GM has been under pressure from Wall Street to more quickly monetize its electric vehicle technology, and industry analysts have suggested spinning off its EV unit as a separate company.
Barra said on a conference call that GM has a “platform that others can use that’s going to give us scale and help us drive efficiency.” She said the electric vehicle platform and batteries are attractive to other companies, which is a huge opportunity for GM.
“We’re going to leverage that and really seize the opportunity that we have to grow,” she said.
However, she wouldn’t comment on whether GM is in talks with other companies.
Nikola will be responsible for the sales and marketing of the Badger, but it will be built on GM’s new battery electric truck underpinnings and use GM fuel cell and battery technology. GM also will supply batteries for other Nikola vehicles including heavy trucks.
GM has its own battery electric truck, a GMC Hummer, due to go on sale a year ahead of the Badger.
The deal is the second major partnership announced by GM this month as it lines up companies to share in the costs of developing electric and autonomous vehicle technology. On Thursday GM said it would join with Japanese automaker Honda to share the costs of building vehicles powered by batteries and internal combustion engines.
GM expects to get more than $4 billion in benefits from the deal with the stock as well as from contracting to manufacture the Badger. GM also will get supply contracts for batteries and fuel cells and electric vehicle regulatory credits that can be used by GM to comply with fuel economy and pollution standards, or sold to other companies.
Nikola founder and Executive Chairman Trevor Milton said the agreement relieves his company of the expense of building another factory to make the Badger, which is a little larger than a Chevrolet Silverado. Nikola, however, will keep building a U.S. factory in Coolidge, Arizona, to make heavy trucks.
Nikola Corp., which hasn’t made a profit yet and lost $86.6 million in the second quarter, expects to save over $4 billion in battery and powertrain costs over 10 years.
Wedbush analyst Daniel Ives, in a note to investors Tuesday, wrote that the deal is huge step forward for Nikola, giving the company credibility with Badger production and its hydrogen fuel cell and semi truck ambitions.
“There have been many skeptics around Nikola and its founder Trevor Milton’s ambitions over the coming years, which now get thrown out the window with stalwart GM making a major strategic bet on Nikola,” he wrote.

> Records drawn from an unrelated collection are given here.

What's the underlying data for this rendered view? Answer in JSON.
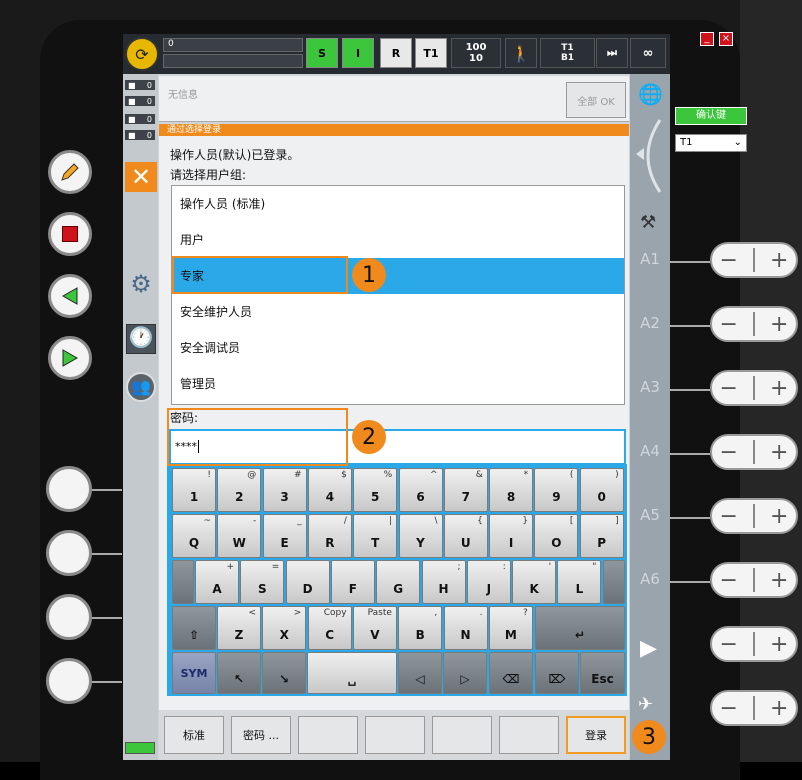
{
  "topbar": {
    "status_line": "0",
    "s": "S",
    "i": "I",
    "r": "R",
    "mode": "T1",
    "speed_prog": "100",
    "speed_manual": "10",
    "tool_label": "T1",
    "base_label": "B1",
    "inf": "∞"
  },
  "indicators": [
    "0",
    "0",
    "0",
    "0"
  ],
  "message": {
    "text": "无信息",
    "ack_all": "全部 OK"
  },
  "right_panel": {
    "confirm": "确认键",
    "mode_select": "T1",
    "axes": [
      "A1",
      "A2",
      "A3",
      "A4",
      "A5",
      "A6"
    ]
  },
  "login": {
    "header": "通过选择登录",
    "current_user": "操作人员(默认)已登录。",
    "prompt": "请选择用户组:",
    "groups": [
      "操作人员 (标准)",
      "用户",
      "专家",
      "安全维护人员",
      "安全调试员",
      "管理员"
    ],
    "selected_index": 2,
    "password_label": "密码:",
    "password_value": "****"
  },
  "keyboard": {
    "row1": [
      [
        "1",
        "!"
      ],
      [
        "2",
        "@"
      ],
      [
        "3",
        "#"
      ],
      [
        "4",
        "$"
      ],
      [
        "5",
        "%"
      ],
      [
        "6",
        "^"
      ],
      [
        "7",
        "&"
      ],
      [
        "8",
        "*"
      ],
      [
        "9",
        "("
      ],
      [
        "0",
        ")"
      ]
    ],
    "row2": [
      [
        "Q",
        "~"
      ],
      [
        "W",
        "-"
      ],
      [
        "E",
        "_"
      ],
      [
        "R",
        "/"
      ],
      [
        "T",
        "|"
      ],
      [
        "Y",
        "\\"
      ],
      [
        "U",
        "{"
      ],
      [
        "I",
        "}"
      ],
      [
        "O",
        "["
      ],
      [
        "P",
        "]"
      ]
    ],
    "row3": [
      [
        "A",
        "+"
      ],
      [
        "S",
        "="
      ],
      [
        "D",
        ""
      ],
      [
        "F",
        ""
      ],
      [
        "G",
        ""
      ],
      [
        "H",
        ";"
      ],
      [
        "J",
        ":"
      ],
      [
        "K",
        "'"
      ],
      [
        "L",
        "\""
      ]
    ],
    "row4": [
      [
        "Z",
        "<"
      ],
      [
        "X",
        ">"
      ],
      [
        "C",
        "Copy"
      ],
      [
        "V",
        "Paste"
      ],
      [
        "B",
        ","
      ],
      [
        "N",
        "."
      ],
      [
        "M",
        "?"
      ]
    ],
    "shift": "⇧",
    "enter": "↵",
    "sym": "SYM",
    "up_left": "↖",
    "down_right": "↘",
    "space": "␣",
    "left": "◁",
    "right": "▷",
    "backspace": "⌫",
    "delete": "⌦",
    "esc": "Esc"
  },
  "bottom": {
    "standard": "标准",
    "password": "密码 ...",
    "login": "登录"
  },
  "callouts": [
    "1",
    "2",
    "3"
  ],
  "jog": {
    "minus": "−",
    "plus": "+"
  }
}
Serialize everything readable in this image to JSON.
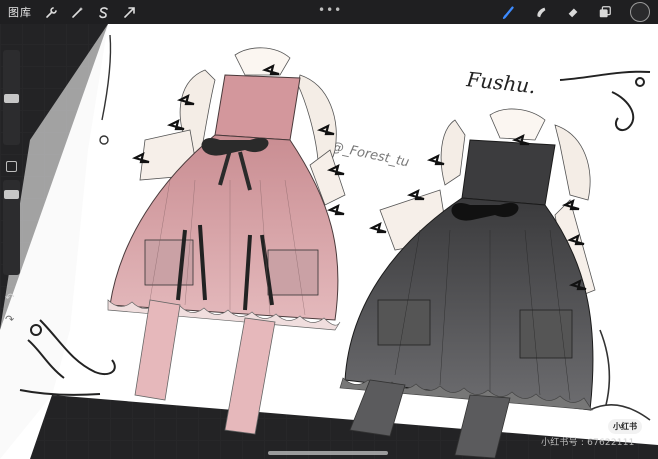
{
  "toolbar": {
    "gallery_label": "图库",
    "center_dots": "•••",
    "tools_left": [
      "wrench-icon",
      "magic-wand-icon",
      "selection-s-icon",
      "transform-arrow-icon"
    ],
    "tools_right": [
      "brush-icon",
      "smudge-icon",
      "eraser-icon",
      "layers-icon",
      "color-picker"
    ],
    "active_tool_color": "#3d8bff"
  },
  "canvas": {
    "signature": "Fushu.",
    "watermark_artist": "@_Forest_tu",
    "paper_color": "#ffffff",
    "pink_dress_color": "#d8a3a7",
    "black_dress_color": "#4a4a4c"
  },
  "overlay": {
    "badge": "小红书",
    "id_text": "小红书号 : 67622111"
  }
}
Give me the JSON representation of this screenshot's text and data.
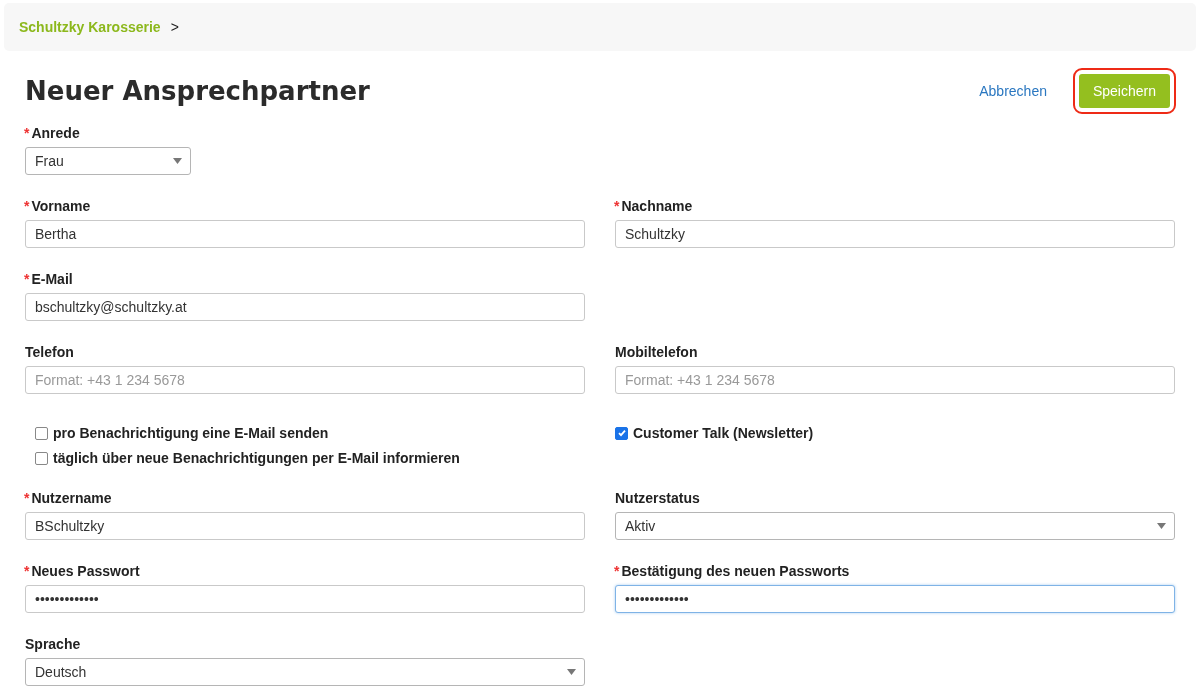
{
  "breadcrumb": {
    "link": "Schultzky Karosserie",
    "separator": ">"
  },
  "title": "Neuer Ansprechpartner",
  "actions": {
    "cancel": "Abbrechen",
    "save": {
      "label": "Speichern",
      "highlighted": true
    }
  },
  "rows": [
    {
      "left": {
        "kind": "short-select",
        "label": "Anrede",
        "required_mark": "*",
        "value": "Frau"
      }
    },
    {
      "left": {
        "kind": "input",
        "label": "Vorname",
        "required_mark": "*",
        "value": "Bertha"
      },
      "right": {
        "kind": "input",
        "label": "Nachname",
        "required_mark": "*",
        "value": "Schultzky"
      }
    },
    {
      "left": {
        "kind": "input",
        "label": "E-Mail",
        "required_mark": "*",
        "value": "bschultzky@schultzky.at"
      }
    },
    {
      "left": {
        "kind": "input",
        "label": "Telefon",
        "placeholder": "Format: +43 1 234 5678"
      },
      "right": {
        "kind": "input",
        "label": "Mobiltelefon",
        "placeholder": "Format: +43 1 234 5678"
      }
    },
    {
      "left": {
        "kind": "checks",
        "items": [
          {
            "label": "pro Benachrichtigung eine E-Mail senden",
            "checked": false
          },
          {
            "label": "täglich über neue Benachrichtigungen per E-Mail informieren",
            "checked": false
          }
        ]
      },
      "right": {
        "kind": "checks",
        "items": [
          {
            "label": "Customer Talk (Newsletter)",
            "checked": true
          }
        ]
      }
    },
    {
      "left": {
        "kind": "input",
        "label": "Nutzername",
        "required_mark": "*",
        "value": "BSchultzky"
      },
      "right": {
        "kind": "select",
        "label": "Nutzerstatus",
        "value": "Aktiv"
      }
    },
    {
      "left": {
        "kind": "input",
        "label": "Neues Passwort",
        "required_mark": "*",
        "value": "•••••••••••••"
      },
      "right": {
        "kind": "input",
        "label": "Bestätigung des neuen Passworts",
        "required_mark": "*",
        "value": "•••••••••••••",
        "focused": true
      }
    },
    {
      "left": {
        "kind": "select",
        "label": "Sprache",
        "value": "Deutsch"
      }
    }
  ]
}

Nikola, founded in 2015, became a public company in June after a merger with VectoIQ, a publicly traded special-purpose acquisition company.
When it went public, Nikola added former GM Vice Chairman Stephen Girsky, CEO of VectoIQ, to its board of directors.
Barra said that Girsky made initial introductions to help start the deal.
AP Business Writer Michelle Chapman contributed to this report.